Monday, November 16, 2009

Migrating Red-tailed Hawks... or Not?

Many hawk watches are still looking for and seeing migrating Red-tailed Hawks. One of the things I especially like about late season migration in the northeast is that the late October/November light on migrating redtails shows them at their very best. Never are the colors richer, warmer, and more beautiful on a Red-tailed Hawk than when bathed in afternoon sunlight in early November.

However, in recent years I have been conscious of another growing movement of Red-tailed Hawks, at least in the greater metropolitan Boston area. More Red-tailed Hawks are breeding in heavily developed inner suburbs – and even the core city – than ever before, not just in the wealthier, greener suburbs. Breeding redtails now occupy virtually every major intersection on the major interstate highways in the region. In at least two intersections in my corner of inner suburbia, multiple breeding pairs occupy territories based on the four separate sets of conspicuous vapor lights, on which they frequently perch; that is, two or three different breeding pairs pair consistently perch on specific vapor lights at one cloverleaf.

I’ve also found that a number of these urban redtails – at least a number of adults – do not leave their breeding areas in the winter. Those birds whose most prominent perches are on vapor lights on major cloverleaves appear to occupy the same perches all year round. Locally nesting redtails who do not use the vapor lights generally do not appear to use their most prominent breeding perches regularly during the winter. They are seen intermittently during the winter, however, periodically checking out their nest sites. This seems particularly true for the adult females.

What happens to the juvenile offspring of these urban redtails? The assumption has been that they disperse and eventually migrate.
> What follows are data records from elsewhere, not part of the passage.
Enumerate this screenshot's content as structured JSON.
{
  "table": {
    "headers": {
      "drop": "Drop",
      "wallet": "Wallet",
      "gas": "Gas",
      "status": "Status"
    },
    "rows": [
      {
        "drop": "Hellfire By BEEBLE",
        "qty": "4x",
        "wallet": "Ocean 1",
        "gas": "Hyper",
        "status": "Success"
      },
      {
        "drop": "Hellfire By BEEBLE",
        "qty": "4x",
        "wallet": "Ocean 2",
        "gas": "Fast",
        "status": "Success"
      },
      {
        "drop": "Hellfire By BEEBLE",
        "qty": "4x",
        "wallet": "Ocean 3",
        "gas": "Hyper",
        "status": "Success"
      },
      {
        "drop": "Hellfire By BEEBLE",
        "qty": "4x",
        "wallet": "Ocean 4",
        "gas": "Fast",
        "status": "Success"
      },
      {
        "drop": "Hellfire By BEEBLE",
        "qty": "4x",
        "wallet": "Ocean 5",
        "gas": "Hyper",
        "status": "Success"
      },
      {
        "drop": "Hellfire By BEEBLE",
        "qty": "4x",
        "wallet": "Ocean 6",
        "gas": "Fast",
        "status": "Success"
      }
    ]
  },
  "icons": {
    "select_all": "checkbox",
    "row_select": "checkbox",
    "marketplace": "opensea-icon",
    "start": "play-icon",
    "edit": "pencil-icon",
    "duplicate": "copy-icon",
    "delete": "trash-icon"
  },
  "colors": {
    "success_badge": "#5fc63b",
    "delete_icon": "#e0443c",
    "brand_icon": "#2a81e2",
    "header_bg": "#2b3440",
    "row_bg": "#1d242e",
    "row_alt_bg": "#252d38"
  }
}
I have not seen the one apparently still surviving young of my local redtail nest for months.

However, I have seen young of other breeding pairs in the area on the same perches – primarily on the interstates – on which I’ve seen them since they fledged months ago. Will they eventually depart for warmer climes? Or will they become part of the growing urban, settled redtail population?
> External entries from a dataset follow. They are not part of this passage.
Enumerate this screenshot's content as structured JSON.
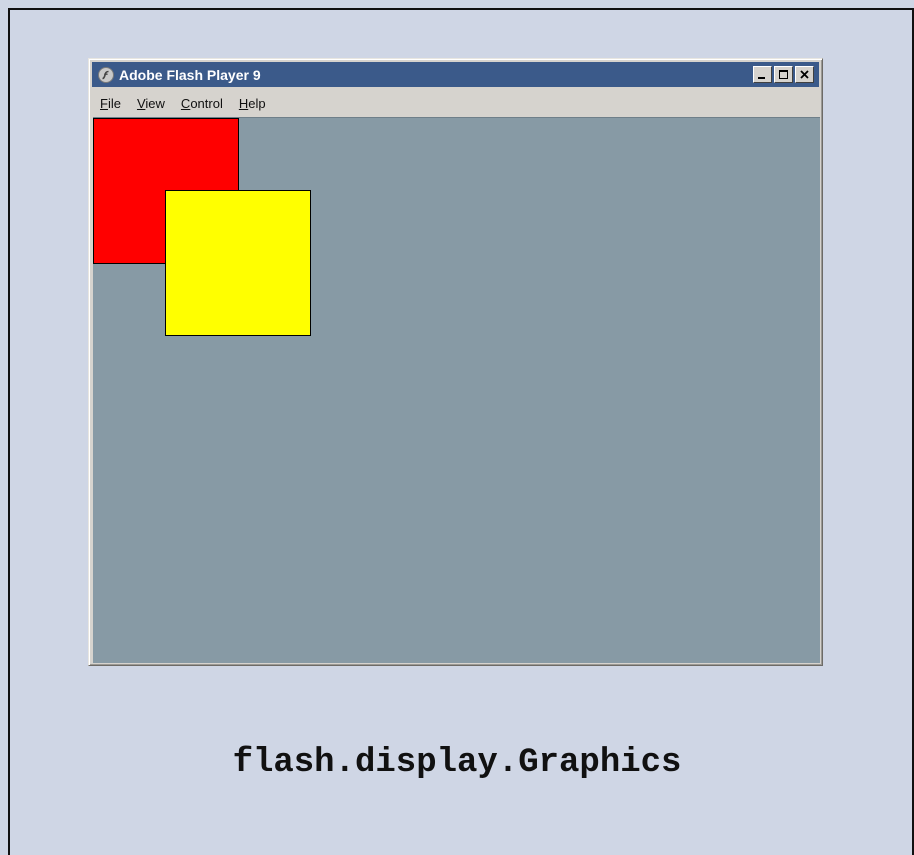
{
  "window": {
    "title": "Adobe Flash Player 9"
  },
  "menu": {
    "items": [
      {
        "label": "File",
        "mnemonic": "F",
        "rest": "ile"
      },
      {
        "label": "View",
        "mnemonic": "V",
        "rest": "iew"
      },
      {
        "label": "Control",
        "mnemonic": "C",
        "rest": "ontrol"
      },
      {
        "label": "Help",
        "mnemonic": "H",
        "rest": "elp"
      }
    ]
  },
  "stage": {
    "background": "#879aa5",
    "shapes": [
      {
        "name": "red-square",
        "color": "#ff0000"
      },
      {
        "name": "yellow-square",
        "color": "#ffff00"
      }
    ]
  },
  "caption": "flash.display.Graphics",
  "icons": {
    "app": "flash-player-icon",
    "minimize": "minimize-icon",
    "maximize": "maximize-icon",
    "close": "close-icon"
  }
}
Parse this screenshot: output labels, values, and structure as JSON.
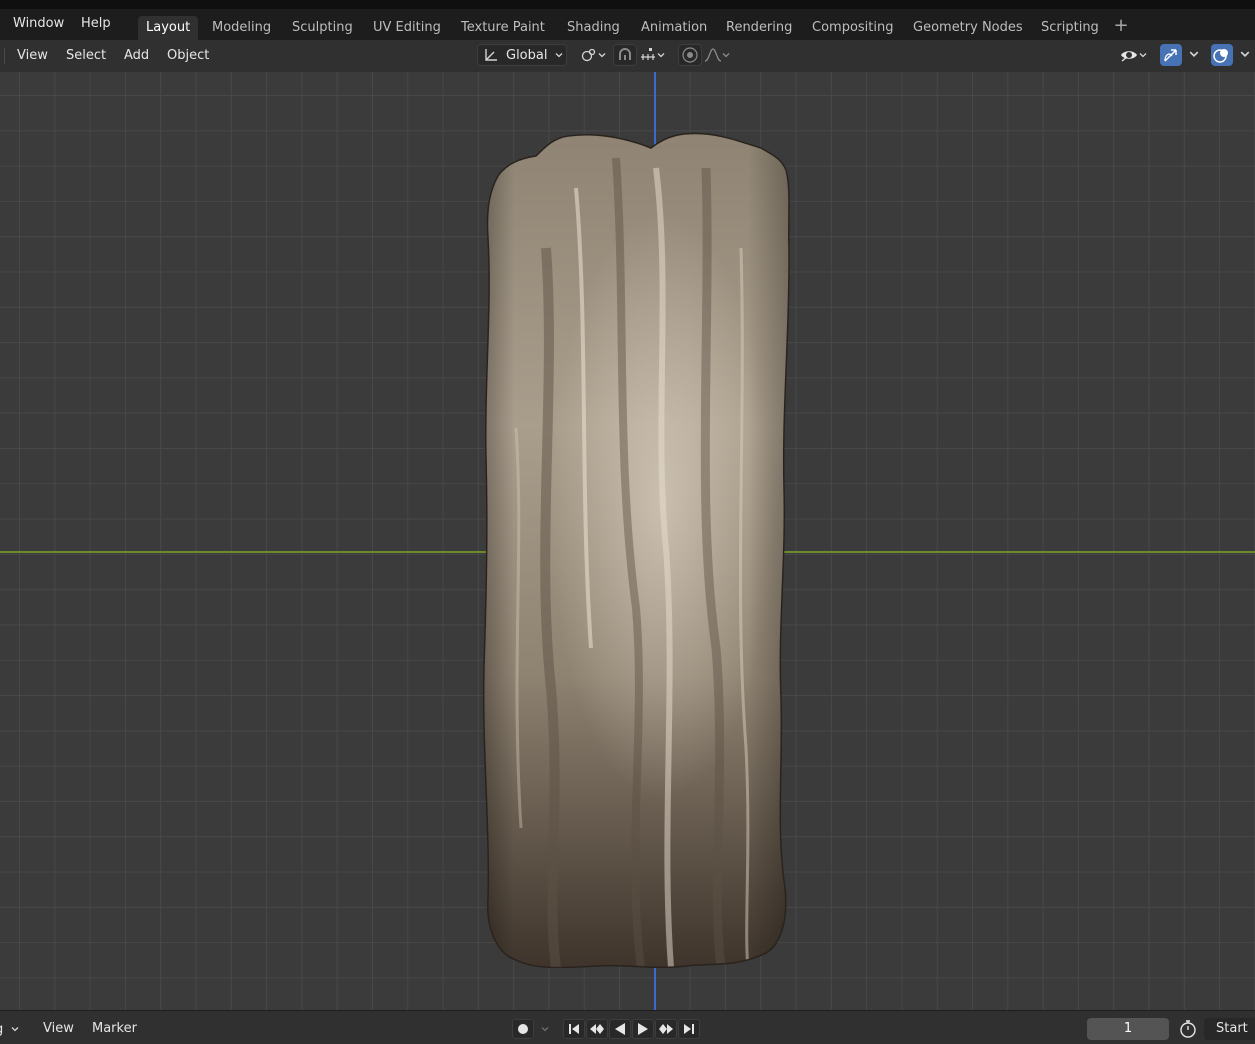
{
  "topbar": {
    "menus": [
      "Window",
      "Help"
    ],
    "workspace_tabs": [
      "Layout",
      "Modeling",
      "Sculpting",
      "UV Editing",
      "Texture Paint",
      "Shading",
      "Animation",
      "Rendering",
      "Compositing",
      "Geometry Nodes",
      "Scripting"
    ],
    "active_tab": "Layout",
    "add_workspace": "+"
  },
  "viewport_header": {
    "menus": [
      "View",
      "Select",
      "Add",
      "Object"
    ],
    "transform_orientation": "Global",
    "icons": [
      "transform-orientation-icon",
      "pivot-point-icon",
      "snap-icon",
      "snap-increment-icon",
      "proportional-editing-icon",
      "falloff-icon",
      "visibility-eye-icon",
      "gizmo-icon",
      "overlays-icon"
    ]
  },
  "viewport": {
    "object": "cloth",
    "axis_x_color": "#6e8a2b",
    "axis_z_color": "#3d6ad1",
    "background_color": "#3b3b3b"
  },
  "timeline": {
    "playback_label": "g",
    "menus": [
      "View",
      "Marker"
    ],
    "current_frame": "1",
    "start_label": "Start"
  }
}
Other redtails move into the area for the winter, some of whom appear to be western-type redtails. (One bander in southern New England says he has seen dramatic shifts in the wintering Red-tailed Hawk population over the past decade or so, seeing the first and growing numbers of western-type redtails.)

As indicated in the State of North America’s Birds of Prey, published by the Raptor Population Index (RPI), many hawk watches in the northeast have seen a decline in annual redtail numbers over the past four decades. Is this due to there being fewer redtails, or as in the case of the Sharp-shinned Hawk, are more Red-tailed Hawks migrating shorter distances, wintering farther north, or even wintering on their breeding grounds now than in the past? The Christmas Bird Count data for the U.S. from 1960-61 to 2008-09 shows a significant, consistent increase in the number of Red-tailed Hawks seen on CBCs. Are you seeing decreasing migrant redtails over the years, or increases in the number of year-round birds?


  1. Paul,

    My office looks out on a major 4-lane highway, and it is the territory of an urbanized Redtail that i've watched for several years. Sometimes it's so close to moving traffic that it's pretty scary, but so far it's still here and still hanging out atop highway signs and posts and elsewhere.


  2. On 12/28/09 (Revere, MA)and 12/29/09 (Cambridge, MA)(both urban areas)I took pictures and video of two Red-tailed hawks each up a tree eating a seagull and pigeon respectively. I will put it up on YouTube shortly. You may contact be for the link at ernie@TheExpertSeries.TV